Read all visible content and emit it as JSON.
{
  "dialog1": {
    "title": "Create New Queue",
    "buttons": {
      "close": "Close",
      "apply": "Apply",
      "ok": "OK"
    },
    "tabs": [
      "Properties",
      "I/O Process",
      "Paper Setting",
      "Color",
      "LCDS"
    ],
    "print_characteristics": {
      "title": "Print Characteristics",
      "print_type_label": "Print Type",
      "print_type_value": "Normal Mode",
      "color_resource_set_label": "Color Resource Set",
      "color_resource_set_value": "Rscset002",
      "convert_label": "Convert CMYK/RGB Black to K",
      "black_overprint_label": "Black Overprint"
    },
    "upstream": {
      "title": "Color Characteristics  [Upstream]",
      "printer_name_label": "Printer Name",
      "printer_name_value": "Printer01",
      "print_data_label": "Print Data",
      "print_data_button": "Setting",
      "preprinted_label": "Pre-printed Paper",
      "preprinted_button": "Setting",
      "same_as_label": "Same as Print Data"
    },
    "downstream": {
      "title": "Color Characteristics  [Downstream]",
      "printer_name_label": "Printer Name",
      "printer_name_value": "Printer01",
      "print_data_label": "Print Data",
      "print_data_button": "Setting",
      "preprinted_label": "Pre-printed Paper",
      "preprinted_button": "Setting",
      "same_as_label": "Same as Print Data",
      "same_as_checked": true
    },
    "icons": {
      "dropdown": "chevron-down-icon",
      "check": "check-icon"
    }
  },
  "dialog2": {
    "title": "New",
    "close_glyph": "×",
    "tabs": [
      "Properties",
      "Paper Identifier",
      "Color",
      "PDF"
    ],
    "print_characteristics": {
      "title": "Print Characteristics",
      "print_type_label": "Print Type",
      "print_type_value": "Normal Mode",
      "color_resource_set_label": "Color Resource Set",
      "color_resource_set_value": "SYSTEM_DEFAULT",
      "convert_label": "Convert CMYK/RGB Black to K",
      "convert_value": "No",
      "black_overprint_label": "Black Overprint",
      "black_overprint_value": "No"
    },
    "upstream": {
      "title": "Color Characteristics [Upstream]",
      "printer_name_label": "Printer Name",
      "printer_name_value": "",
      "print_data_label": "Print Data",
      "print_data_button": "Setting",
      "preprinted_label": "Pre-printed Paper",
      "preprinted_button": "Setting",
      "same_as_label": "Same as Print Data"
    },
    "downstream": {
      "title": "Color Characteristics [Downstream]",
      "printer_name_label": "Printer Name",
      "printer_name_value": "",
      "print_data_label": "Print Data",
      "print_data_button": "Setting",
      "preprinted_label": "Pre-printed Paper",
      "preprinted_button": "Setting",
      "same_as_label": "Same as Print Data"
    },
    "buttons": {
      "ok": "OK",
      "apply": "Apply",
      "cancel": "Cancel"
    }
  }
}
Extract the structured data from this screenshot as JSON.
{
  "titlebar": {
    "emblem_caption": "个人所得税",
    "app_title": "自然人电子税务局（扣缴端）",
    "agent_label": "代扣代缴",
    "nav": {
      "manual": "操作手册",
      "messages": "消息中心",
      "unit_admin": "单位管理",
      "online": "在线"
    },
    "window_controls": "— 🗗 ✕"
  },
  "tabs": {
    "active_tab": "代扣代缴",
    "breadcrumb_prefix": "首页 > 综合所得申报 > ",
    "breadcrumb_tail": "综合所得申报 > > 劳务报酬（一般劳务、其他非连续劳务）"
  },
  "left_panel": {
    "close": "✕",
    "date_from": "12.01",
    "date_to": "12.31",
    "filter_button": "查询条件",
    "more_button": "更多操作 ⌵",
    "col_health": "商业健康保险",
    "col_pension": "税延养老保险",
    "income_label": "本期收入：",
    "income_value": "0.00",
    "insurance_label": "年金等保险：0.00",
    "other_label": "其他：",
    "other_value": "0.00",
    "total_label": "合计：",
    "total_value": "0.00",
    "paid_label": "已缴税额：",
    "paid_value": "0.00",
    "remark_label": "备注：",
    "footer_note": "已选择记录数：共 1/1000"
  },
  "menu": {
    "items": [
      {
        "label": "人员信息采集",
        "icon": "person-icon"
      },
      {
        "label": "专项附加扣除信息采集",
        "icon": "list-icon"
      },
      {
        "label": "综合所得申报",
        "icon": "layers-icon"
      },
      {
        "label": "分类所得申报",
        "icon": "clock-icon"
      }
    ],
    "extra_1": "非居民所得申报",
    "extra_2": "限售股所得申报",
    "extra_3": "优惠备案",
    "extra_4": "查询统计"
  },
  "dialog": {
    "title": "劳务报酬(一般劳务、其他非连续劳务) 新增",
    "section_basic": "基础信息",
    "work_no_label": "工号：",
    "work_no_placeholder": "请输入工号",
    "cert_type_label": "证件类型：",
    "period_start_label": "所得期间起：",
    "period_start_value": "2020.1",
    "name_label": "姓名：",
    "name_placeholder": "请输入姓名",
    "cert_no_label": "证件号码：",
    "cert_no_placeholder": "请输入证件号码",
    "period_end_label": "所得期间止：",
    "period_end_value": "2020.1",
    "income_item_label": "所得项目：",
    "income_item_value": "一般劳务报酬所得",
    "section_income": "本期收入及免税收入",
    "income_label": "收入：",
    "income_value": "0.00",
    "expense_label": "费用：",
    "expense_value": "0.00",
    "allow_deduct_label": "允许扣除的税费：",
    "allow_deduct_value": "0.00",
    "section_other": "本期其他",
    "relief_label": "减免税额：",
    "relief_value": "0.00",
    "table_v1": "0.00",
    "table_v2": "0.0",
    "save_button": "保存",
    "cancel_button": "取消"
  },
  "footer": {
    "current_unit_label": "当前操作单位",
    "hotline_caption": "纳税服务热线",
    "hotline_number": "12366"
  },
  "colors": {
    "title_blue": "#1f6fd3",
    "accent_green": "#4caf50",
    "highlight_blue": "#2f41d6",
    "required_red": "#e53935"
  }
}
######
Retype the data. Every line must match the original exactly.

[Response to this task]
Read all visible content and emit it as JSON.
{
  "dialog1": {
    "title": "Create New Queue",
    "buttons": {
      "close": "Close",
      "apply": "Apply",
      "ok": "OK"
    },
    "tabs": [
      "Properties",
      "I/O Process",
      "Paper Setting",
      "Color",
      "LCDS"
    ],
    "print_characteristics": {
      "title": "Print Characteristics",
      "print_type_label": "Print Type",
      "print_type_value": "Normal Mode",
      "color_resource_set_label": "Color Resource Set",
      "color_resource_set_value": "Rscset002",
      "convert_label": "Convert CMYK/RGB Black to K",
      "black_overprint_label": "Black Overprint"
    },
    "upstream": {
      "title": "Color Characteristics  [Upstream]",
      "printer_name_label": "Printer Name",
      "printer_name_value": "Printer01",
      "print_data_label": "Print Data",
      "print_data_button": "Setting",
      "preprinted_label": "Pre-printed Paper",
      "preprinted_button": "Setting",
      "same_as_label": "Same as Print Data"
    },
    "downstream": {
      "title": "Color Characteristics  [Downstream]",
      "printer_name_label": "Printer Name",
      "printer_name_value": "Printer01",
      "print_data_label": "Print Data",
      "print_data_button": "Setting",
      "preprinted_label": "Pre-printed Paper",
      "preprinted_button": "Setting",
      "same_as_label": "Same as Print Data",
      "same_as_checked": true
    },
    "icons": {
      "dropdown": "chevron-down-icon",
      "check": "check-icon"
    }
  },
  "dialog2": {
    "title": "New",
    "close_glyph": "×",
    "tabs": [
      "Properties",
      "Paper Identifier",
      "Color",
      "PDF"
    ],
    "print_characteristics": {
      "title": "Print Characteristics",
      "print_type_label": "Print Type",
      "print_type_value": "Normal Mode",
      "color_resource_set_label": "Color Resource Set",
      "color_resource_set_value": "SYSTEM_DEFAULT",
      "convert_label": "Convert CMYK/RGB Black to K",
      "convert_value": "No",
      "black_overprint_label": "Black Overprint",
      "black_overprint_value": "No"
    },
    "upstream": {
      "title": "Color Characteristics [Upstream]",
      "printer_name_label": "Printer Name",
      "printer_name_value": "",
      "print_data_label": "Print Data",
      "print_data_button": "Setting",
      "preprinted_label": "Pre-printed Paper",
      "preprinted_button": "Setting",
      "same_as_label": "Same as Print Data"
    },
    "downstream": {
      "title": "Color Characteristics [Downstream]",
      "printer_name_label": "Printer Name",
      "printer_name_value": "",
      "print_data_label": "Print Data",
      "print_data_button": "Setting",
      "preprinted_label": "Pre-printed Paper",
      "preprinted_button": "Setting",
      "same_as_label": "Same as Print Data"
    },
    "buttons": {
      "ok": "OK",
      "apply": "Apply",
      "cancel": "Cancel"
    }
  }
}
Extract the structured data from this screenshot as JSON.
{
  "titlebar": {
    "emblem_caption": "个人所得税",
    "app_title": "自然人电子税务局（扣缴端）",
    "agent_label": "代扣代缴",
    "nav": {
      "manual": "操作手册",
      "messages": "消息中心",
      "unit_admin": "单位管理",
      "online": "在线"
    },
    "window_controls": "— 🗗 ✕"
  },
  "tabs": {
    "active_tab": "代扣代缴",
    "breadcrumb_prefix": "首页 > 综合所得申报 > ",
    "breadcrumb_tail": "综合所得申报 > > 劳务报酬（一般劳务、其他非连续劳务）"
  },
  "left_panel": {
    "close": "✕",
    "date_from": "12.01",
    "date_to": "12.31",
    "filter_button": "查询条件",
    "more_button": "更多操作 ⌵",
    "col_health": "商业健康保险",
    "col_pension": "税延养老保险",
    "income_label": "本期收入：",
    "income_value": "0.00",
    "insurance_label": "年金等保险：0.00",
    "other_label": "其他：",
    "other_value": "0.00",
    "total_label": "合计：",
    "total_value": "0.00",
    "paid_label": "已缴税额：",
    "paid_value": "0.00",
    "remark_label": "备注：",
    "footer_note": "已选择记录数：共 1/1000"
  },
  "menu": {
    "items": [
      {
        "label": "人员信息采集",
        "icon": "person-icon"
      },
      {
        "label": "专项附加扣除信息采集",
        "icon": "list-icon"
      },
      {
        "label": "综合所得申报",
        "icon": "layers-icon"
      },
      {
        "label": "分类所得申报",
        "icon": "clock-icon"
      }
    ],
    "extra_1": "非居民所得申报",
    "extra_2": "限售股所得申报",
    "extra_3": "优惠备案",
    "extra_4": "查询统计"
  },
  "dialog": {
    "title": "劳务报酬(一般劳务、其他非连续劳务) 新增",
    "section_basic": "基础信息",
    "work_no_label": "工号：",
    "work_no_placeholder": "请输入工号",
    "cert_type_label": "证件类型：",
    "period_start_label": "所得期间起：",
    "period_start_value": "2020.1",
    "name_label": "姓名：",
    "name_placeholder": "请输入姓名",
    "cert_no_label": "证件号码：",
    "cert_no_placeholder": "请输入证件号码",
    "period_end_label": "所得期间止：",
    "period_end_value": "2020.1",
    "income_item_label": "所得项目：",
    "income_item_value": "一般劳务报酬所得",
    "section_income": "本期收入及免税收入",
    "income_label": "收入：",
    "income_value": "0.00",
    "expense_label": "费用：",
    "expense_value": "0.00",
    "allow_deduct_label": "允许扣除的税费：",
    "allow_deduct_value": "0.00",
    "section_other": "本期其他",
    "relief_label": "减免税额：",
    "relief_value": "0.00",
    "table_v1": "0.00",
    "table_v2": "0.0",
    "save_button": "保存",
    "cancel_button": "取消"
  },
  "footer": {
    "current_unit_label": "当前操作单位",
    "hotline_caption": "纳税服务热线",
    "hotline_number": "12366"
  },
  "colors": {
    "title_blue": "#1f6fd3",
    "accent_green": "#4caf50",
    "highlight_blue": "#2f41d6",
    "required_red": "#e53935"
  }
}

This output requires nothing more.